→ **EXERCISE DESCRIPTION**
Look through the lines below; wherever the word "value" appears, copy that line.
Start of INFORMATION SUPPLIED
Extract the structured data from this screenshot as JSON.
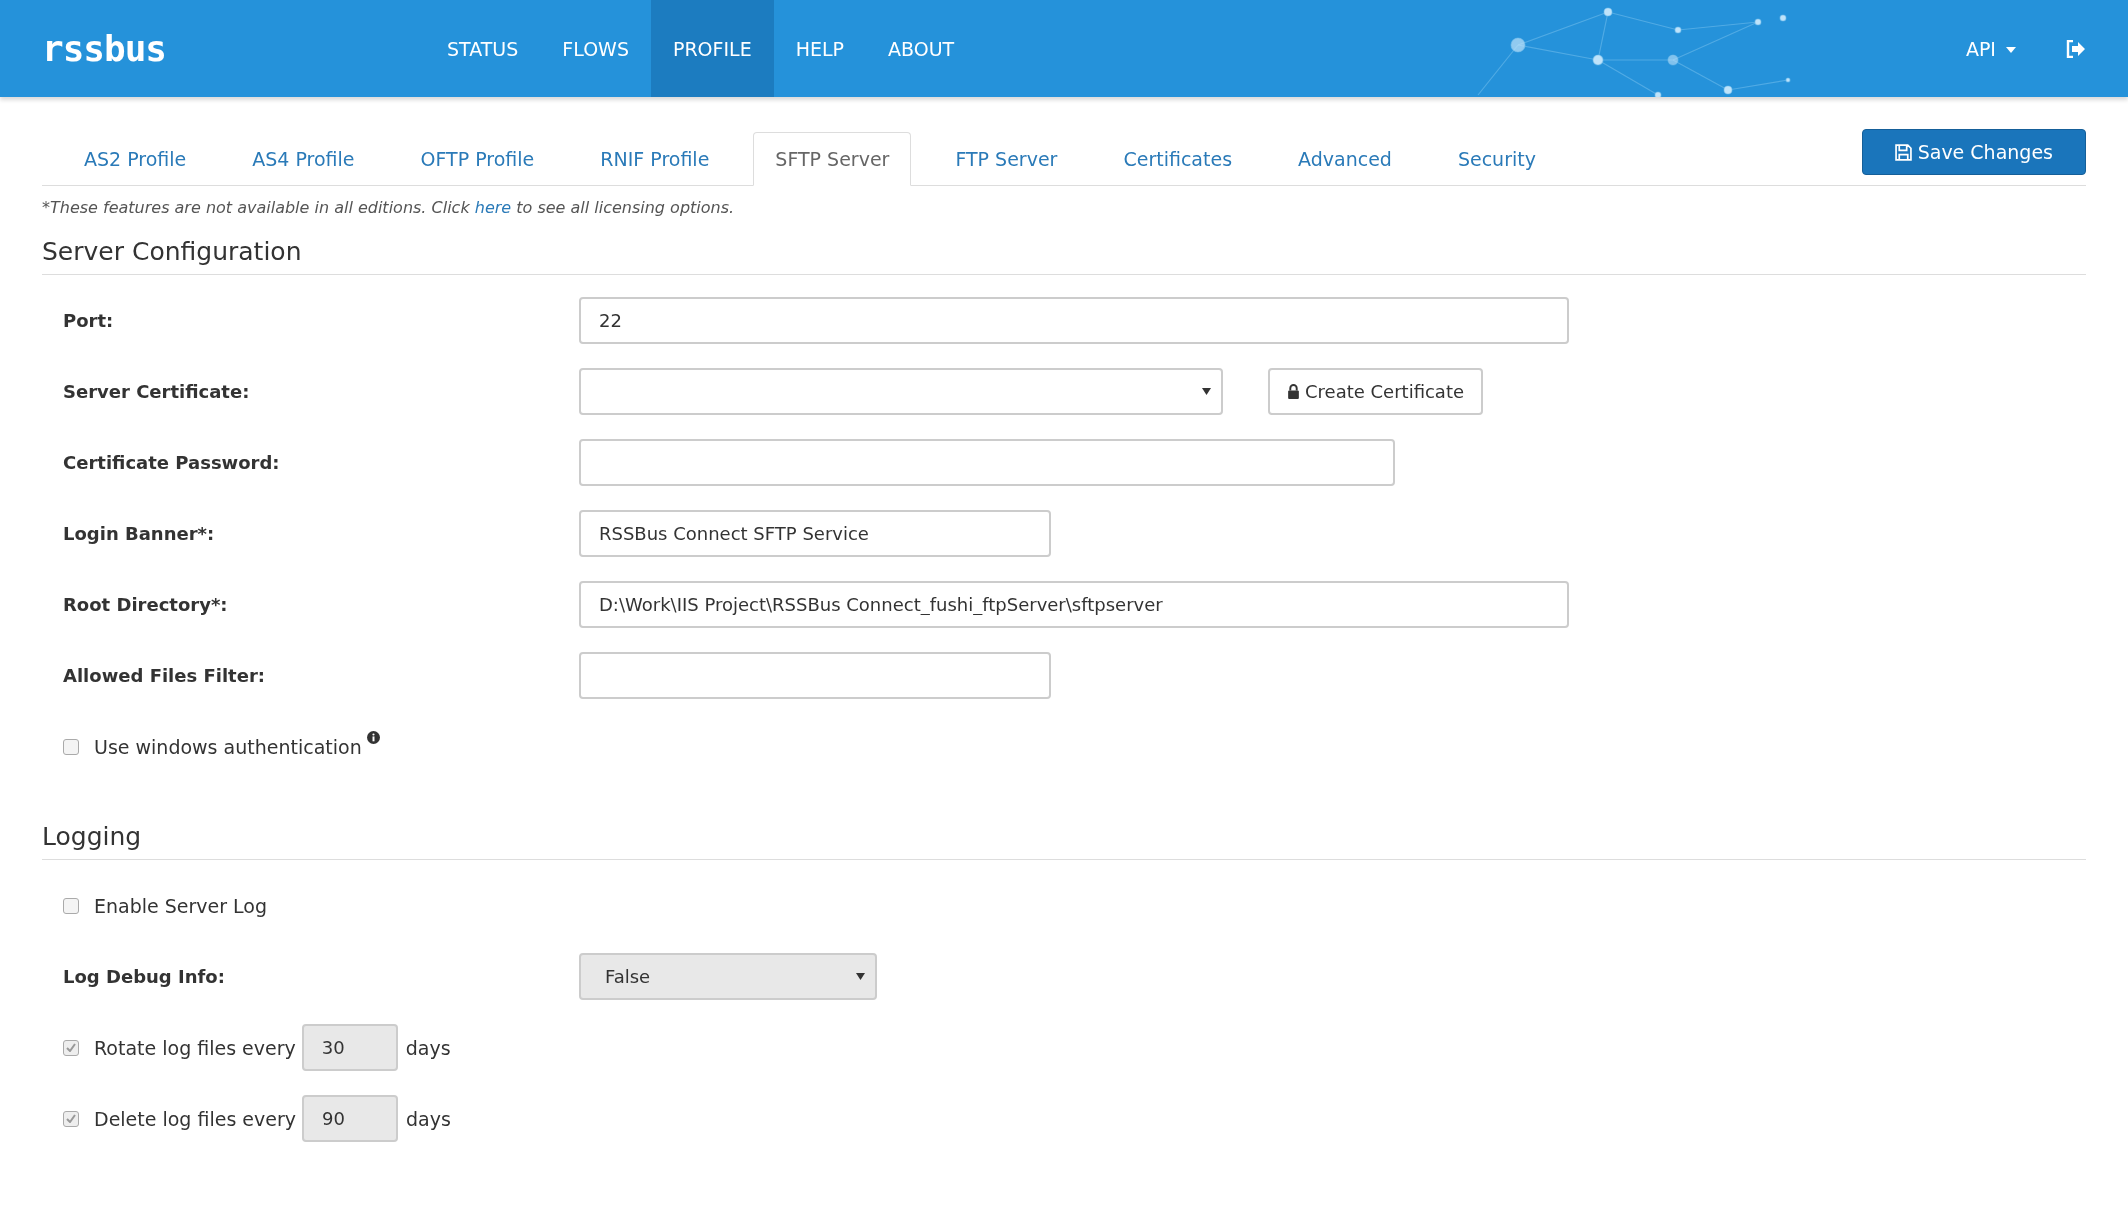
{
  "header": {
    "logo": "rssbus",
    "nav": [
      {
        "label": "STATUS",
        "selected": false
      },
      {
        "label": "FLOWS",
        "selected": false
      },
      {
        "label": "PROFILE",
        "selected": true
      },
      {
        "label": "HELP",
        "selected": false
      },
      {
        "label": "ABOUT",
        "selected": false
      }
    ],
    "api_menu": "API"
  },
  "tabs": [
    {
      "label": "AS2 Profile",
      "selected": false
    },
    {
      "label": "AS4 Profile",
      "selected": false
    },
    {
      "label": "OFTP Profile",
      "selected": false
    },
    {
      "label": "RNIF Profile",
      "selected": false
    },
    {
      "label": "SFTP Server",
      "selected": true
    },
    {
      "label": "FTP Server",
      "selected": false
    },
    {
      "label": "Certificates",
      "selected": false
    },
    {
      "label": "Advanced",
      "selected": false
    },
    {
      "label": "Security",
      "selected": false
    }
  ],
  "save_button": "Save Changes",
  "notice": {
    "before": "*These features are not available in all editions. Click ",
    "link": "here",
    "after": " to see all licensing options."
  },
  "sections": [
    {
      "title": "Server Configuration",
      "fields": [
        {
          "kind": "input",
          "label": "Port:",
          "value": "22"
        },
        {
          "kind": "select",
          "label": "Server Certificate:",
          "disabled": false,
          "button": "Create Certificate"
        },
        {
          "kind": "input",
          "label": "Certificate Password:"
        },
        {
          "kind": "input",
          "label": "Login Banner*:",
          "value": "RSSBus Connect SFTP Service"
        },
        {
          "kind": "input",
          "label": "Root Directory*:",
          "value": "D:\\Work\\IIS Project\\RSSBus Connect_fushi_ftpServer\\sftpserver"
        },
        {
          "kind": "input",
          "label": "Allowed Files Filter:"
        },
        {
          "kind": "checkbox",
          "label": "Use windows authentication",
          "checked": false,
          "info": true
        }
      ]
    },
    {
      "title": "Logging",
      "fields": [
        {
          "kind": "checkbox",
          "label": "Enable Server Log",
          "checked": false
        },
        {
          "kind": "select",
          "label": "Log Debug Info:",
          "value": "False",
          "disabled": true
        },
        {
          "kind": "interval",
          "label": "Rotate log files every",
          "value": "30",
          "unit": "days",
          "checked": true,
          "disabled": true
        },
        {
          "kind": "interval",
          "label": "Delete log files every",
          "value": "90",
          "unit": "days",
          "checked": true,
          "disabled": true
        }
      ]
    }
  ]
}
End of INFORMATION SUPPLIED
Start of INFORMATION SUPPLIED
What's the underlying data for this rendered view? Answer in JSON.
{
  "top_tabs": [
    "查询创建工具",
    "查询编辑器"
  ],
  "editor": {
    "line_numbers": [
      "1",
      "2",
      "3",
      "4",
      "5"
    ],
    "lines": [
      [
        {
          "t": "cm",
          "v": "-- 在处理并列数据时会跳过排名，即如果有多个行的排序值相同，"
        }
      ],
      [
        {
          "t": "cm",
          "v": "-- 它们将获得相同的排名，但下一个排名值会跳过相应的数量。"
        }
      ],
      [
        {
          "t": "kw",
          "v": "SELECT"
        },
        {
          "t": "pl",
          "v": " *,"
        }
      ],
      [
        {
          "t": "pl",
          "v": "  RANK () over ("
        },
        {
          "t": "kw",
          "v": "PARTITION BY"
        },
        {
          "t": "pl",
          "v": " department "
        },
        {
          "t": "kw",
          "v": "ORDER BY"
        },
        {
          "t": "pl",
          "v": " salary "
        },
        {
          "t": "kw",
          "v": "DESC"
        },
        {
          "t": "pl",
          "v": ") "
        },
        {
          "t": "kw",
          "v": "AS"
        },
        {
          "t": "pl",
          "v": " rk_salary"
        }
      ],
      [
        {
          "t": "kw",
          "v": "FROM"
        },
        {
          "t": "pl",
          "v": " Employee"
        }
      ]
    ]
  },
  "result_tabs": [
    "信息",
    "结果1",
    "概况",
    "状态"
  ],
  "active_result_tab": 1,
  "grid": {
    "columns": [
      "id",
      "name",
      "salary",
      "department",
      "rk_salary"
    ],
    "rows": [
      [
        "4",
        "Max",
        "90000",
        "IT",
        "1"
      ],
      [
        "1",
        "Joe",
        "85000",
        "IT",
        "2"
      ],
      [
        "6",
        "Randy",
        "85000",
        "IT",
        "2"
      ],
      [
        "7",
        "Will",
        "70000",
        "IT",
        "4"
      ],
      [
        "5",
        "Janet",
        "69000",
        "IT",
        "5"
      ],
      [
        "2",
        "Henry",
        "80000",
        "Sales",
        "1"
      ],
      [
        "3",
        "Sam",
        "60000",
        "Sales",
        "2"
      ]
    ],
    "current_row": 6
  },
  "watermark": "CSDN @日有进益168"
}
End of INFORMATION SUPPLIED
→ **TASK RESPONSE**
          "value": "22"
          "value": "RSSBus Connect SFTP Service"
          "value": "D:\\Work\\IIS Project\\RSSBus Connect_fushi_ftpServer\\sftpserver"
          "value": "False",
          "value": "30",
          "value": "90",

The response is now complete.